Marketing • 16 October 2009 • The SnowBlog
Just pondering marketing this morning, and some of its more curious manifestations. For instance, Carpet Right sponsor a couple of high-profile TV shows in the UK which means they have their colour-saturated, cheesy, Seventies-feel ads bracketing gritty drama full of edgy camerawork and grey/blue palettes. The lack of fit is jarring. But they've just switched to a new thing: at the start of an act the Carpet Right ad shows a snake crawling across a carpet, at the end, they show a tarantula emerging from a pair of slippers. Edgier for sure. But I hate watching the tarantula and I know my next-door neighbour is terrified of snakes, so that's two viewers who now flinch whenever they see the Carpet Right logo. Who suggested to them that triggering phobias would endear them to the world at large? As an iPhone user (and fan) I'm also fascinated by what phone companies - who initially claimed the iPhone was an irrelevance or a flop - now say about their attempts to catch up to the iPhone. I've just been trying out Windows Mobile 6.5, which is Microsoft's latest attempt to give you iPhone levels of functionality on a non-Apple smartphone. It certainly looks good. Lots of nicely designed icons, controls and layouts. But it took me a full three minutes to work out how to read a text-message once the phone had told me one had arrived. And I've twice cut people off trying to answer the phone. And replying to a text message almost beat me. None of the first ten things I tried worked. These tasks are easy on cheap phones and obvious on the iPhone. Microsoft have worked on this for a couple of years and they've produced an operating system that hobbles a phone to the point where all I do is turn off as much functionality as it will let me in the hopes I might be able to make it work.

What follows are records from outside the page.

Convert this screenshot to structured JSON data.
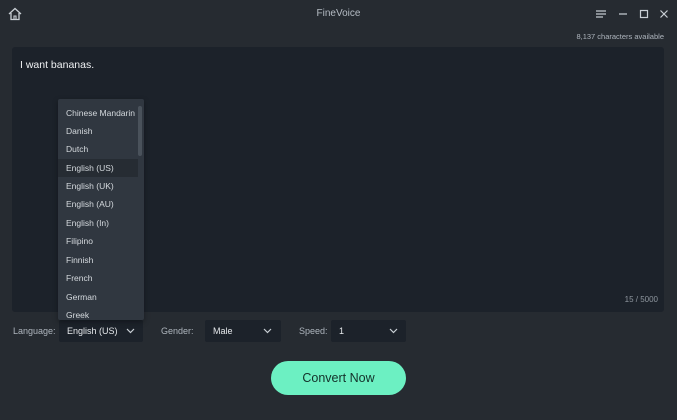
{
  "window": {
    "title": "FineVoice",
    "icons": {
      "home": "home-icon",
      "menu": "menu-icon",
      "minimize": "minimize-icon",
      "maximize": "maximize-icon",
      "close": "close-icon"
    }
  },
  "editor": {
    "characters_available": "8,137 characters available",
    "text": "I want bananas.",
    "char_count": "15 / 5000"
  },
  "language": {
    "label": "Language:",
    "selected": "English (US)",
    "options": [
      "Chinese Mandarin",
      "Danish",
      "Dutch",
      "English (US)",
      "English (UK)",
      "English (AU)",
      "English (In)",
      "Filipino",
      "Finnish",
      "French",
      "German",
      "Greek"
    ]
  },
  "gender": {
    "label": "Gender:",
    "selected": "Male"
  },
  "speed": {
    "label": "Speed:",
    "selected": "1"
  },
  "convert_label": "Convert Now",
  "colors": {
    "background": "#262b31",
    "panel": "#1c222a",
    "accent": "#6cf0c2",
    "dropdown": "#303740"
  }
}
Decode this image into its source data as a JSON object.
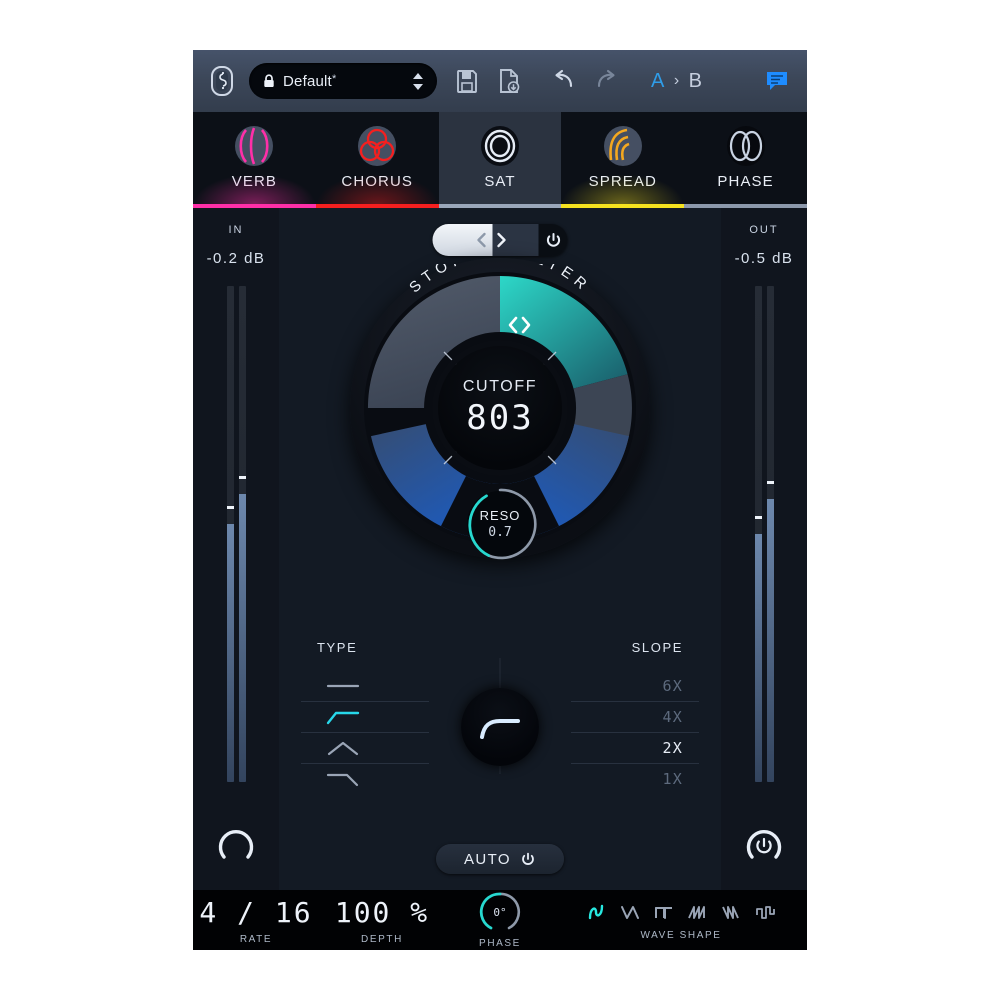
{
  "app": {
    "plugin_title": "STORCH FILTER",
    "accent_cyan": "#27d8cf",
    "accent_blue": "#2f9de8",
    "panel_bg": "#131a24"
  },
  "toolbar": {
    "logo_icon": "storch-logo-icon",
    "lock_icon": "lock-icon",
    "preset_name": "Default",
    "preset_modified_marker": "*",
    "stepper_up_icon": "caret-up-icon",
    "stepper_down_icon": "caret-down-icon",
    "save_icon": "floppy-save-icon",
    "save_as_icon": "save-as-file-icon",
    "undo_icon": "undo-arrow-icon",
    "redo_icon": "redo-arrow-icon",
    "ab_a": "A",
    "ab_sep": "›",
    "ab_b": "B",
    "chat_icon": "chat-bubble-icon"
  },
  "tabs": [
    {
      "label": "VERB",
      "icon": "verb-icon",
      "color": "#ff2fa8",
      "active": false
    },
    {
      "label": "CHORUS",
      "icon": "chorus-icon",
      "color": "#f51f1f",
      "active": false
    },
    {
      "label": "SAT",
      "icon": "sat-icon",
      "color": "#9aa7ba",
      "active": true
    },
    {
      "label": "SPREAD",
      "icon": "spread-icon",
      "color": "#f5e21f",
      "active": false
    },
    {
      "label": "PHASE",
      "icon": "phase-icon",
      "color": "#8c98ab",
      "active": false
    }
  ],
  "input_meter": {
    "title": "IN",
    "value": "-0.2 dB",
    "channels": [
      {
        "level_pct": 52,
        "peak_pct": 55
      },
      {
        "level_pct": 58,
        "peak_pct": 61
      }
    ],
    "knob_icon": "input-gain-knob"
  },
  "output_meter": {
    "title": "OUT",
    "value": "-0.5 dB",
    "channels": [
      {
        "level_pct": 50,
        "peak_pct": 53
      },
      {
        "level_pct": 57,
        "peak_pct": 60
      }
    ],
    "knob_icon": "output-power-knob",
    "power_icon": "power-icon"
  },
  "module_nav": {
    "prev_icon": "chevron-left-icon",
    "next_icon": "chevron-right-icon",
    "power_icon": "power-icon"
  },
  "filter": {
    "title": "STORCH FILTER",
    "cutoff_label": "CUTOFF",
    "cutoff_value": "803",
    "reso_label": "RESO",
    "reso_value": "0.7",
    "reso_arc_pct": 62,
    "handle_icon": "drag-handle-icon"
  },
  "type_section": {
    "label": "TYPE",
    "options": [
      {
        "icon": "flat-curve-icon",
        "selected": false
      },
      {
        "icon": "lowpass-curve-icon",
        "selected": true
      },
      {
        "icon": "bandpass-curve-icon",
        "selected": false
      },
      {
        "icon": "highpass-curve-icon",
        "selected": false
      }
    ]
  },
  "slope_section": {
    "label": "SLOPE",
    "options": [
      {
        "label": "6X",
        "selected": false
      },
      {
        "label": "4X",
        "selected": false
      },
      {
        "label": "2X",
        "selected": true
      },
      {
        "label": "1X",
        "selected": false
      }
    ]
  },
  "morph_knob": {
    "icon": "lowpass-curve-icon"
  },
  "auto_button": {
    "label": "AUTO",
    "power_icon": "power-icon",
    "enabled": false
  },
  "lfo": {
    "rate": {
      "value": "4 / 16",
      "label": "RATE"
    },
    "depth": {
      "value": "100 %",
      "label": "DEPTH"
    },
    "phase": {
      "value": "0°",
      "label": "PHASE",
      "arc_pct": 50
    },
    "wave": {
      "label": "WAVE SHAPE",
      "shapes": [
        {
          "icon": "sine-wave-icon",
          "selected": true
        },
        {
          "icon": "triangle-wave-icon",
          "selected": false
        },
        {
          "icon": "square-wave-icon",
          "selected": false
        },
        {
          "icon": "saw-up-wave-icon",
          "selected": false
        },
        {
          "icon": "saw-down-wave-icon",
          "selected": false
        },
        {
          "icon": "random-step-icon",
          "selected": false
        }
      ]
    }
  }
}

It's probably the most frustrating piece of technology I've ever used. Not that you'd know it from their marketing.